The amazing StreetsBlog and StreetsFilm crew went to visit Bogotá. The video above was made, along with a full length version, and it became viral in the advocate community. Eventually it was shown at the US Conference of Mayors, and they freaked out. Every city in the country began racing to be the first to host a Ciclovia. Mayor Newsom flipped his whole script and gave official City support to the crew who were starting up the Ciclovia here in SF. Where before we were fighting for every inch of bike lane, we now had national support for car free streets.

In 2010, San Francisco held nine Sunday Streets and all them are a blast. Most major cities around the world are now hosting Ciclovias as well. All it took was a well made video and and good idea to change the world. Hack Your City officially salutes the StreetsBlog crew and the visionaries in Bogotá. San Francisco’s Sunday Streets are currently part of the DIY Urbanism exhibit on display at SPUR right now. If you are one of the four readers of Hack Your City, you need to go check it out.

DIY Urbanism in Detroit

14 Sep

“Cities have always went down. It’s people who bring them back.” – Larry D’Mongo

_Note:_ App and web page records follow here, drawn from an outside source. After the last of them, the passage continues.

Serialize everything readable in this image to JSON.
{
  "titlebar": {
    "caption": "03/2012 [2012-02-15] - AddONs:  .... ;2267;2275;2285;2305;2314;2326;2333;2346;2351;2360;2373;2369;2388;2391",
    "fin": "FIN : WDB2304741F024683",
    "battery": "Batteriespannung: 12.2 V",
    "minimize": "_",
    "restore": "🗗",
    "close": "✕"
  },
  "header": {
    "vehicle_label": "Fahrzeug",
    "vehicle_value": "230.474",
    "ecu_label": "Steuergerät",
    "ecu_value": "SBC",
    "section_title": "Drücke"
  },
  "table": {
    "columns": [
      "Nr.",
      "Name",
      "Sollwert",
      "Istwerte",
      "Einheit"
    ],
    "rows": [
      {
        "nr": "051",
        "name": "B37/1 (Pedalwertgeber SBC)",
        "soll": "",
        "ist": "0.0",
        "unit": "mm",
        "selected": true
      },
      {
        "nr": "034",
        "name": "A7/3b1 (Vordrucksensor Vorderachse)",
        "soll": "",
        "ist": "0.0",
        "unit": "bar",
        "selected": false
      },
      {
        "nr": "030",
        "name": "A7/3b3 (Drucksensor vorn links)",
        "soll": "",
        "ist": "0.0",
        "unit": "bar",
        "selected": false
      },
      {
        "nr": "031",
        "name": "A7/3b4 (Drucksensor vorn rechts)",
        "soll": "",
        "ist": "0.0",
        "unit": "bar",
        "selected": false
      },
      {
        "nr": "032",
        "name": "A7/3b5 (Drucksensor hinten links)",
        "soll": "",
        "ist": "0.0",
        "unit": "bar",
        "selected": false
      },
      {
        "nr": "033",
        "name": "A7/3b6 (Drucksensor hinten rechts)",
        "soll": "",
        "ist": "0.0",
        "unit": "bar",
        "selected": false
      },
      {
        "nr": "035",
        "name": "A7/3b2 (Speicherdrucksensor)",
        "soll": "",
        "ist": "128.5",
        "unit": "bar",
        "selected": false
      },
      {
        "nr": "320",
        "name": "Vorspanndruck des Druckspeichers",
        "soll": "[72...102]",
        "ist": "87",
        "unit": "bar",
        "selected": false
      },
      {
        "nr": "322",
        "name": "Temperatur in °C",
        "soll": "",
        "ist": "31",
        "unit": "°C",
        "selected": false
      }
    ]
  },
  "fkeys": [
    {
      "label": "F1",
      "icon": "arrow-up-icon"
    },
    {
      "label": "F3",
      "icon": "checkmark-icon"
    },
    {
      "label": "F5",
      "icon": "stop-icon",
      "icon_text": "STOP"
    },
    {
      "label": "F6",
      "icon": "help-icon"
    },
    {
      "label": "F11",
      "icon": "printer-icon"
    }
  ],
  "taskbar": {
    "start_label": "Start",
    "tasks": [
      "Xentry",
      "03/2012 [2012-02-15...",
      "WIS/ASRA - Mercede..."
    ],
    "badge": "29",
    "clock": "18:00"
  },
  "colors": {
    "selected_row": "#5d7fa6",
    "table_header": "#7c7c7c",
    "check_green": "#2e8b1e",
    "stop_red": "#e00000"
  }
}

Palladium Boots sent Johnny Knoxville (?) to Detroit to see whats up with the DIY scene out there. We’ve all seen the photoessays by them “dutch assholes” focused on the massive empty buildings, so it’s really cool to finally see the human reaction to the abandonment. This video series does a great job of showing off the creativity people employ when provided all the infrastructure. Watch the whole three part series over at palladium.com.